IMG_20130922_185925 (Large) IMG_20130922_185916 (Large)

In the short time I had, I put a few light coats of Krylon Fusion gloss black paint on the taillight frames. Next year I will take them off and properly paint them, but for now it’s better than what they looked like before.

What’s Next?

October and November I will be switching gears and working on the house before winter sets in. I may get to do a little wrenching here/there, but it will be minimal. Hopefully I will get the motor back from DCI before Christmas so I can get the remaining front fenders, front bumper and hood installed and finally take her for a spin before the first snow fall!

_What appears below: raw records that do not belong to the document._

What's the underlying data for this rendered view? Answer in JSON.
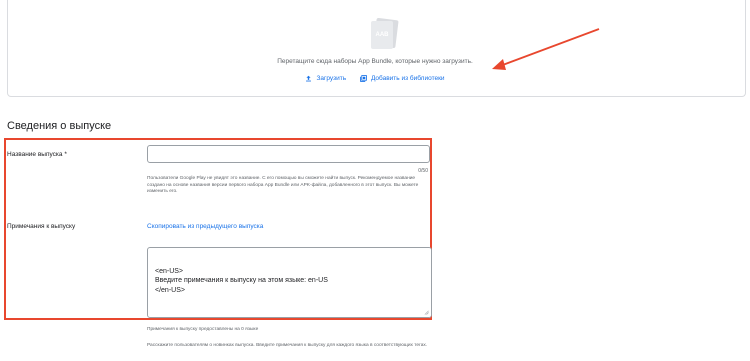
{
  "upload": {
    "icon_text": "AAB",
    "drop_text": "Перетащите сюда наборы App Bundle, которые нужно загрузить.",
    "upload_label": "Загрузить",
    "library_label": "Добавить из библиотеки"
  },
  "release": {
    "section_title": "Сведения о выпуске",
    "name_label": "Название выпуска",
    "required_mark": "*",
    "name_value": "",
    "counter": "0/50",
    "name_hint": "Пользователи Google Play не увидят это название. С его помощью вы сможете найти выпуск. Рекомендуемое название создано на основе названия версии первого набора App Bundle или APK-файла, добавленного в этот выпуск. Вы можете изменить его.",
    "notes_label": "Примечания к выпуску",
    "copy_link": "Скопировать из предыдущего выпуска",
    "notes_value": "<en-US>\nВведите примечания к выпуску на этом языке: en-US\n</en-US>",
    "notes_count_text": "Примечания к выпуску предоставлены на 0 языке",
    "notes_help_text": "Расскажите пользователям о новинках выпуска. Введите примечания к выпуску для каждого языка в соответствующих тегах."
  },
  "colors": {
    "highlight": "#e8472e",
    "link": "#1a73e8",
    "arrow": "#e8472e"
  }
}
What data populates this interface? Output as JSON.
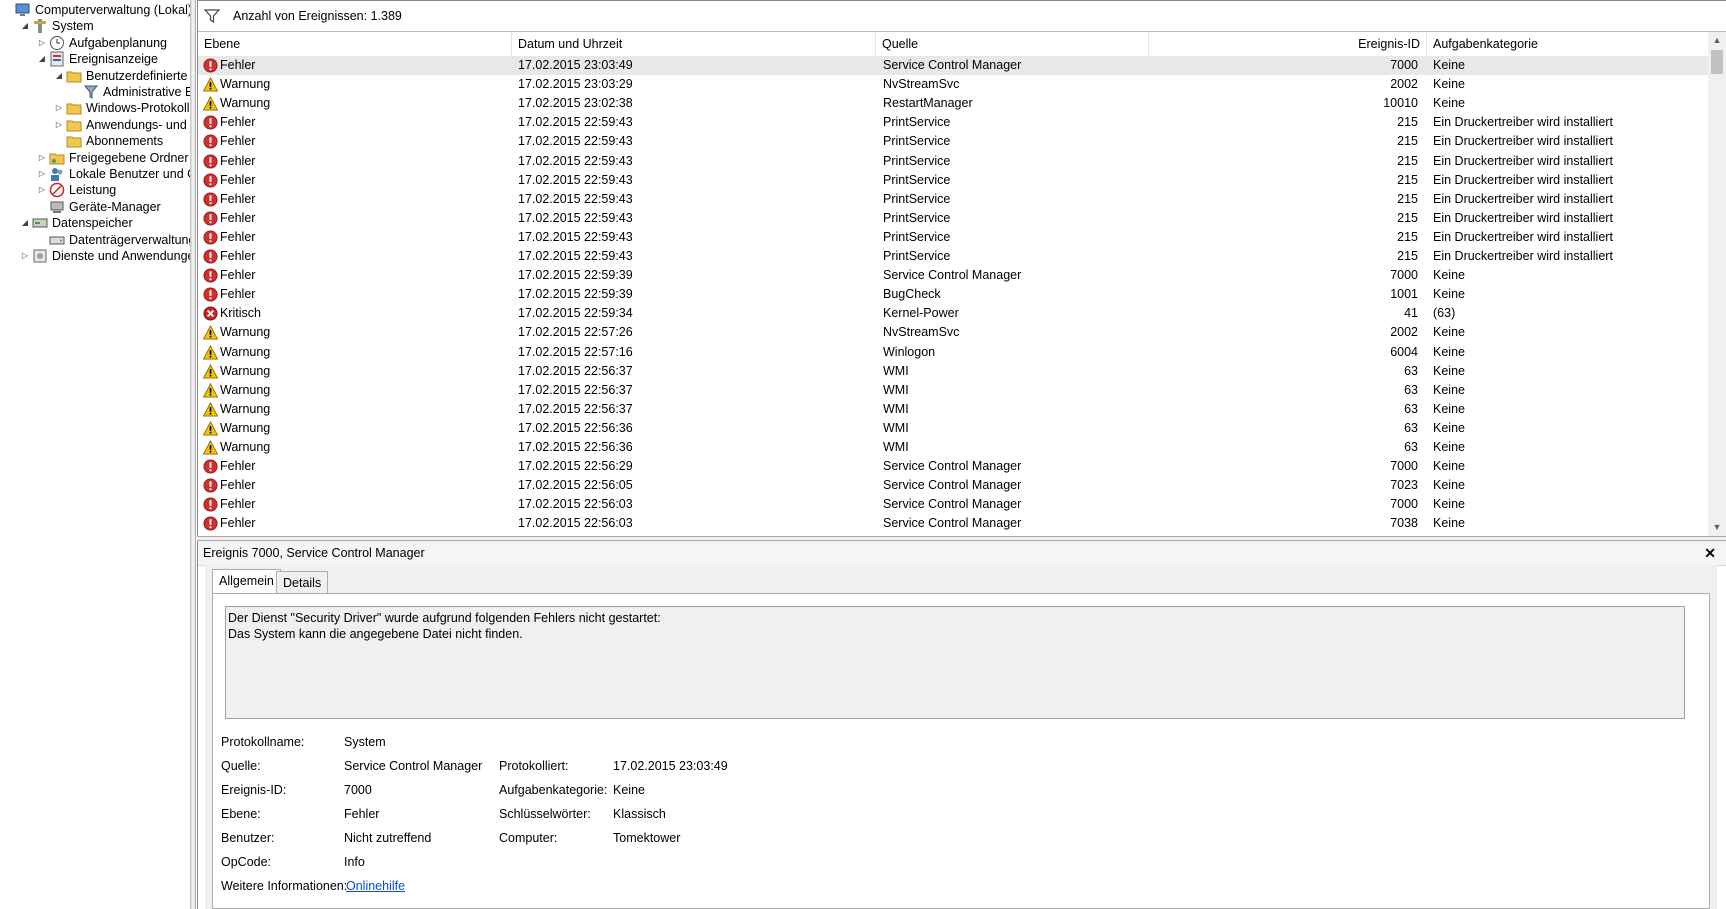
{
  "tree": {
    "items": [
      {
        "label": "Computerverwaltung (Lokal)",
        "icon": "computer-management-icon",
        "indent": 0,
        "expander": ""
      },
      {
        "label": "System",
        "icon": "tools-icon",
        "indent": 1,
        "expander": "◢"
      },
      {
        "label": "Aufgabenplanung",
        "icon": "clock-icon",
        "indent": 2,
        "expander": "▷"
      },
      {
        "label": "Ereignisanzeige",
        "icon": "event-viewer-icon",
        "indent": 2,
        "expander": "◢"
      },
      {
        "label": "Benutzerdefinierte A",
        "icon": "folder-icon",
        "indent": 3,
        "expander": "◢"
      },
      {
        "label": "Administrative E",
        "icon": "filter-icon",
        "indent": 4,
        "expander": ""
      },
      {
        "label": "Windows-Protokolle",
        "icon": "folder-icon",
        "indent": 3,
        "expander": "▷"
      },
      {
        "label": "Anwendungs- und D",
        "icon": "folder-icon",
        "indent": 3,
        "expander": "▷"
      },
      {
        "label": "Abonnements",
        "icon": "folder-icon",
        "indent": 3,
        "expander": ""
      },
      {
        "label": "Freigegebene Ordner",
        "icon": "shared-folder-icon",
        "indent": 2,
        "expander": "▷"
      },
      {
        "label": "Lokale Benutzer und Gr",
        "icon": "users-icon",
        "indent": 2,
        "expander": "▷"
      },
      {
        "label": "Leistung",
        "icon": "performance-icon",
        "indent": 2,
        "expander": "▷"
      },
      {
        "label": "Geräte-Manager",
        "icon": "device-manager-icon",
        "indent": 2,
        "expander": ""
      },
      {
        "label": "Datenspeicher",
        "icon": "storage-icon",
        "indent": 1,
        "expander": "◢"
      },
      {
        "label": "Datenträgerverwaltung",
        "icon": "disk-management-icon",
        "indent": 2,
        "expander": ""
      },
      {
        "label": "Dienste und Anwendungen",
        "icon": "services-icon",
        "indent": 1,
        "expander": "▷"
      }
    ]
  },
  "list": {
    "filter_text": "Anzahl von Ereignissen: 1.389",
    "columns": {
      "level": "Ebene",
      "date": "Datum und Uhrzeit",
      "source": "Quelle",
      "id": "Ereignis-ID",
      "category": "Aufgabenkategorie"
    },
    "rows": [
      {
        "level": "Fehler",
        "type": "error",
        "date": "17.02.2015 23:03:49",
        "source": "Service Control Manager",
        "id": "7000",
        "category": "Keine"
      },
      {
        "level": "Warnung",
        "type": "warning",
        "date": "17.02.2015 23:03:29",
        "source": "NvStreamSvc",
        "id": "2002",
        "category": "Keine"
      },
      {
        "level": "Warnung",
        "type": "warning",
        "date": "17.02.2015 23:02:38",
        "source": "RestartManager",
        "id": "10010",
        "category": "Keine"
      },
      {
        "level": "Fehler",
        "type": "error",
        "date": "17.02.2015 22:59:43",
        "source": "PrintService",
        "id": "215",
        "category": "Ein Druckertreiber wird installiert"
      },
      {
        "level": "Fehler",
        "type": "error",
        "date": "17.02.2015 22:59:43",
        "source": "PrintService",
        "id": "215",
        "category": "Ein Druckertreiber wird installiert"
      },
      {
        "level": "Fehler",
        "type": "error",
        "date": "17.02.2015 22:59:43",
        "source": "PrintService",
        "id": "215",
        "category": "Ein Druckertreiber wird installiert"
      },
      {
        "level": "Fehler",
        "type": "error",
        "date": "17.02.2015 22:59:43",
        "source": "PrintService",
        "id": "215",
        "category": "Ein Druckertreiber wird installiert"
      },
      {
        "level": "Fehler",
        "type": "error",
        "date": "17.02.2015 22:59:43",
        "source": "PrintService",
        "id": "215",
        "category": "Ein Druckertreiber wird installiert"
      },
      {
        "level": "Fehler",
        "type": "error",
        "date": "17.02.2015 22:59:43",
        "source": "PrintService",
        "id": "215",
        "category": "Ein Druckertreiber wird installiert"
      },
      {
        "level": "Fehler",
        "type": "error",
        "date": "17.02.2015 22:59:43",
        "source": "PrintService",
        "id": "215",
        "category": "Ein Druckertreiber wird installiert"
      },
      {
        "level": "Fehler",
        "type": "error",
        "date": "17.02.2015 22:59:43",
        "source": "PrintService",
        "id": "215",
        "category": "Ein Druckertreiber wird installiert"
      },
      {
        "level": "Fehler",
        "type": "error",
        "date": "17.02.2015 22:59:39",
        "source": "Service Control Manager",
        "id": "7000",
        "category": "Keine"
      },
      {
        "level": "Fehler",
        "type": "error",
        "date": "17.02.2015 22:59:39",
        "source": "BugCheck",
        "id": "1001",
        "category": "Keine"
      },
      {
        "level": "Kritisch",
        "type": "critical",
        "date": "17.02.2015 22:59:34",
        "source": "Kernel-Power",
        "id": "41",
        "category": "(63)"
      },
      {
        "level": "Warnung",
        "type": "warning",
        "date": "17.02.2015 22:57:26",
        "source": "NvStreamSvc",
        "id": "2002",
        "category": "Keine"
      },
      {
        "level": "Warnung",
        "type": "warning",
        "date": "17.02.2015 22:57:16",
        "source": "Winlogon",
        "id": "6004",
        "category": "Keine"
      },
      {
        "level": "Warnung",
        "type": "warning",
        "date": "17.02.2015 22:56:37",
        "source": "WMI",
        "id": "63",
        "category": "Keine"
      },
      {
        "level": "Warnung",
        "type": "warning",
        "date": "17.02.2015 22:56:37",
        "source": "WMI",
        "id": "63",
        "category": "Keine"
      },
      {
        "level": "Warnung",
        "type": "warning",
        "date": "17.02.2015 22:56:37",
        "source": "WMI",
        "id": "63",
        "category": "Keine"
      },
      {
        "level": "Warnung",
        "type": "warning",
        "date": "17.02.2015 22:56:36",
        "source": "WMI",
        "id": "63",
        "category": "Keine"
      },
      {
        "level": "Warnung",
        "type": "warning",
        "date": "17.02.2015 22:56:36",
        "source": "WMI",
        "id": "63",
        "category": "Keine"
      },
      {
        "level": "Fehler",
        "type": "error",
        "date": "17.02.2015 22:56:29",
        "source": "Service Control Manager",
        "id": "7000",
        "category": "Keine"
      },
      {
        "level": "Fehler",
        "type": "error",
        "date": "17.02.2015 22:56:05",
        "source": "Service Control Manager",
        "id": "7023",
        "category": "Keine"
      },
      {
        "level": "Fehler",
        "type": "error",
        "date": "17.02.2015 22:56:03",
        "source": "Service Control Manager",
        "id": "7000",
        "category": "Keine"
      },
      {
        "level": "Fehler",
        "type": "error",
        "date": "17.02.2015 22:56:03",
        "source": "Service Control Manager",
        "id": "7038",
        "category": "Keine"
      }
    ]
  },
  "details": {
    "title": "Ereignis 7000, Service Control Manager",
    "close_glyph": "✕",
    "tabs": [
      "Allgemein",
      "Details"
    ],
    "message_line1": "Der Dienst \"Security Driver\" wurde aufgrund folgenden Fehlers nicht gestartet:",
    "message_line2": "Das System kann die angegebene Datei nicht finden.",
    "props": {
      "log_label": "Protokollname:",
      "log_value": "System",
      "source_label": "Quelle:",
      "source_value": "Service Control Manager",
      "logged_label": "Protokolliert:",
      "logged_value": "17.02.2015 23:03:49",
      "id_label": "Ereignis-ID:",
      "id_value": "7000",
      "category_label": "Aufgabenkategorie:",
      "category_value": "Keine",
      "level_label": "Ebene:",
      "level_value": "Fehler",
      "keywords_label": "Schlüsselwörter:",
      "keywords_value": "Klassisch",
      "user_label": "Benutzer:",
      "user_value": "Nicht zutreffend",
      "computer_label": "Computer:",
      "computer_value": "Tomektower",
      "opcode_label": "OpCode:",
      "opcode_value": "Info",
      "more_label": "Weitere Informationen:",
      "more_link": "Onlinehilfe"
    }
  },
  "colors": {
    "error": "#d32f2f",
    "warning": "#f5c400",
    "critical": "#c62828",
    "link": "#0b4ecf",
    "selection": "#e8e8e8"
  }
}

Project Trans Am for August, 2013 – Exhaust System, Cooling System & Transmission, and Electrical

This has been another productive month for Project Trans Am!

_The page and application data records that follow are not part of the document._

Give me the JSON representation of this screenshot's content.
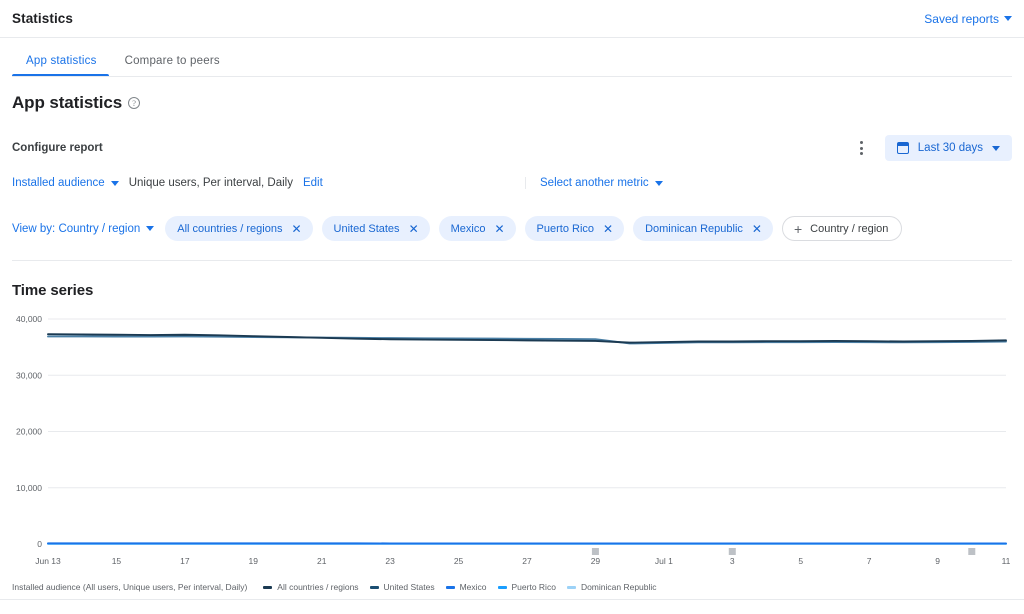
{
  "header": {
    "title": "Statistics",
    "saved_reports_label": "Saved reports",
    "saved_reports_icon": "chevron-down-icon"
  },
  "tabs": [
    {
      "label": "App statistics",
      "active": true
    },
    {
      "label": "Compare to peers",
      "active": false
    }
  ],
  "page": {
    "title": "App statistics",
    "help_icon": "help-circle-icon"
  },
  "configure": {
    "label": "Configure report",
    "kebab_icon": "more-vert-icon",
    "date_range": {
      "icon": "calendar-icon",
      "label": "Last 30 days",
      "caret_icon": "chevron-down-icon"
    }
  },
  "metric": {
    "audience_label": "Installed audience",
    "audience_caret": "chevron-down-icon",
    "description": "Unique users, Per interval, Daily",
    "edit_label": "Edit",
    "select_metric_label": "Select another metric",
    "select_metric_caret": "chevron-down-icon"
  },
  "dimension": {
    "view_by_label": "View by: Country / region",
    "view_by_caret": "chevron-down-icon",
    "chips": [
      {
        "label": "All countries / regions",
        "remove_icon": "close-icon"
      },
      {
        "label": "United States",
        "remove_icon": "close-icon"
      },
      {
        "label": "Mexico",
        "remove_icon": "close-icon"
      },
      {
        "label": "Puerto Rico",
        "remove_icon": "close-icon"
      },
      {
        "label": "Dominican Republic",
        "remove_icon": "close-icon"
      }
    ],
    "add_chip": {
      "plus_icon": "plus-icon",
      "label": "Country / region"
    }
  },
  "chart_section": {
    "title": "Time series",
    "legend_title": "Installed audience (All users, Unique users, Per interval, Daily)"
  },
  "chart_data": {
    "type": "line",
    "title": "Time series",
    "xlabel": "",
    "ylabel": "",
    "ylim": [
      0,
      40000
    ],
    "yticks": [
      0,
      10000,
      20000,
      30000,
      40000
    ],
    "ytick_labels": [
      "0",
      "10,000",
      "20,000",
      "30,000",
      "40,000"
    ],
    "grid": true,
    "legend_position": "bottom",
    "x": [
      "Jun 13",
      "Jun 14",
      "Jun 15",
      "Jun 16",
      "Jun 17",
      "Jun 18",
      "Jun 19",
      "Jun 20",
      "Jun 21",
      "Jun 22",
      "Jun 23",
      "Jun 24",
      "Jun 25",
      "Jun 26",
      "Jun 27",
      "Jun 28",
      "Jun 29",
      "Jun 30",
      "Jul 1",
      "Jul 2",
      "Jul 3",
      "Jul 4",
      "Jul 5",
      "Jul 6",
      "Jul 7",
      "Jul 8",
      "Jul 9",
      "Jul 10",
      "Jul 11"
    ],
    "xtick_labels": [
      "Jun 13",
      "15",
      "17",
      "19",
      "21",
      "23",
      "25",
      "27",
      "29",
      "Jul 1",
      "3",
      "5",
      "7",
      "9",
      "11"
    ],
    "xtick_indices": [
      0,
      2,
      4,
      6,
      8,
      10,
      12,
      14,
      16,
      18,
      20,
      22,
      24,
      26,
      28
    ],
    "series": [
      {
        "name": "All countries / regions",
        "color": "#1b3a52",
        "values": [
          37300,
          37250,
          37200,
          37150,
          37200,
          37100,
          36950,
          36800,
          36650,
          36500,
          36400,
          36350,
          36300,
          36250,
          36200,
          36150,
          36100,
          35800,
          35900,
          36000,
          36000,
          36050,
          36050,
          36100,
          36050,
          36000,
          36050,
          36100,
          36200
        ]
      },
      {
        "name": "United States",
        "color": "#4a7fa5",
        "values": [
          36900,
          36900,
          36880,
          36870,
          36900,
          36850,
          36800,
          36750,
          36700,
          36650,
          36600,
          36570,
          36540,
          36510,
          36480,
          36450,
          36420,
          35650,
          35750,
          35850,
          35850,
          35880,
          35880,
          35900,
          35880,
          35850,
          35880,
          35920,
          36000
        ]
      },
      {
        "name": "Mexico",
        "color": "#1a73e8",
        "values": [
          120,
          118,
          120,
          115,
          118,
          116,
          114,
          112,
          110,
          110,
          108,
          108,
          106,
          106,
          105,
          104,
          104,
          102,
          103,
          104,
          104,
          105,
          105,
          106,
          105,
          104,
          105,
          106,
          108
        ]
      },
      {
        "name": "Puerto Rico",
        "color": "#1a9eff",
        "values": [
          60,
          59,
          60,
          58,
          59,
          58,
          57,
          56,
          56,
          55,
          55,
          54,
          54,
          53,
          53,
          52,
          52,
          51,
          52,
          52,
          52,
          53,
          53,
          53,
          53,
          52,
          53,
          53,
          54
        ]
      },
      {
        "name": "Dominican Republic",
        "color": "#9cd2f7",
        "values": [
          40,
          40,
          39,
          39,
          40,
          39,
          38,
          38,
          37,
          37,
          37,
          36,
          36,
          36,
          35,
          35,
          35,
          34,
          35,
          35,
          35,
          35,
          35,
          36,
          35,
          35,
          35,
          36,
          36
        ]
      }
    ],
    "markers": [
      {
        "x_index": 16,
        "color": "#bdc1c6"
      },
      {
        "x_index": 20,
        "color": "#bdc1c6"
      },
      {
        "x_index": 27,
        "color": "#bdc1c6"
      }
    ]
  }
}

Exhaust System Installed

This was a major pain in the rear. I think the Pypes brand exhaust makes a quality product, but I have to admit that the amount of tweaking I had to do to make the system work in my car was beyond what I expected for the price I paid. Most of the headaches were from the mufflers back. I purchased a second tail pipe kit in hopes to get the chrome splitter tips lined up better with no luck. I will need to take the car to a muffler shop to get the tips welded on. The stainless steel Pypes tips are not capable of being clamped onto the tail pipes, leaving only welding as an option.

If I had to do it over again, I would get the 2nd Generation Firebird/Camaro dual exhaust system from Jegs or Summit Racing.

Installed all Engine Accessories, Wires and Hoses

This was a rather simple task, or set of tasks. The only problem I ran into was when I tried to bolt on the alternator without the power steering pump. The factory brackets are designed to have both brackets in place, so when I installed them without the power steering brackets, the alternator did not line up. Once I installed the power steering pump though everything went together well. I decided not to run the power steering pump during engine break in and have since removed the power steering belt since I took the pictures below.

Engine Accessories Engine Accessories

Inner Fenders and Core Support Installed with Transmission Lines and Coolant Hoses

Installing the core support and inner fenders was pretty simple task. It took some time though since I am replacing all of the body U nuts and body bolts. The engine bay is really coming together now! Installing the transmission lines was the only annoying part. I had to buy a crowfoot 1/2″ wrench in order to tighten the transmission lines to the transmission because I already had the exhaust installed. Had I thought about this ahead of time, I could have installed the lines on the transmission side before running the exhaust.

Core Support and Fenders Core Support and Fenders

Front Light Harness and Engine Harness

Luckily, the front headlight harness only needed a good cleaning. Unfortunately, I could not say the same for the engine harness. For the Engine harness, I started by identifying all the plugs that needed to be replaced, followed by replacing wire where ever possible. While I was working on the wiring harness, I decided to reroute the positive wires that go to the back of the alternator to a junction terminal on the inner fender. This allowed me to put all of the fusable links in the same location with easy access to repair if needed. Hopefully the fusable links never blow. The end result though is a much cleaner wiring system between the alternator and all of the necessary accessories.

Engine Wiring

Here are some details: I used 10 gauge wire between the alternator and the red power junction box you see in the picture above. The junction box is Caspers Electronics 103004, I got it from Jegs here in Columbus. Not shown in the picture is the factory wiring that I rewired plus the 2 additional wires I added for the AC/heater fan (12 gauge wire) and wire to fuse block in glovebox for the stereo and power windows (10 gauge wire).

What’s Next?

She’s almost ready to start! Stay tuned for September for engine break-in details!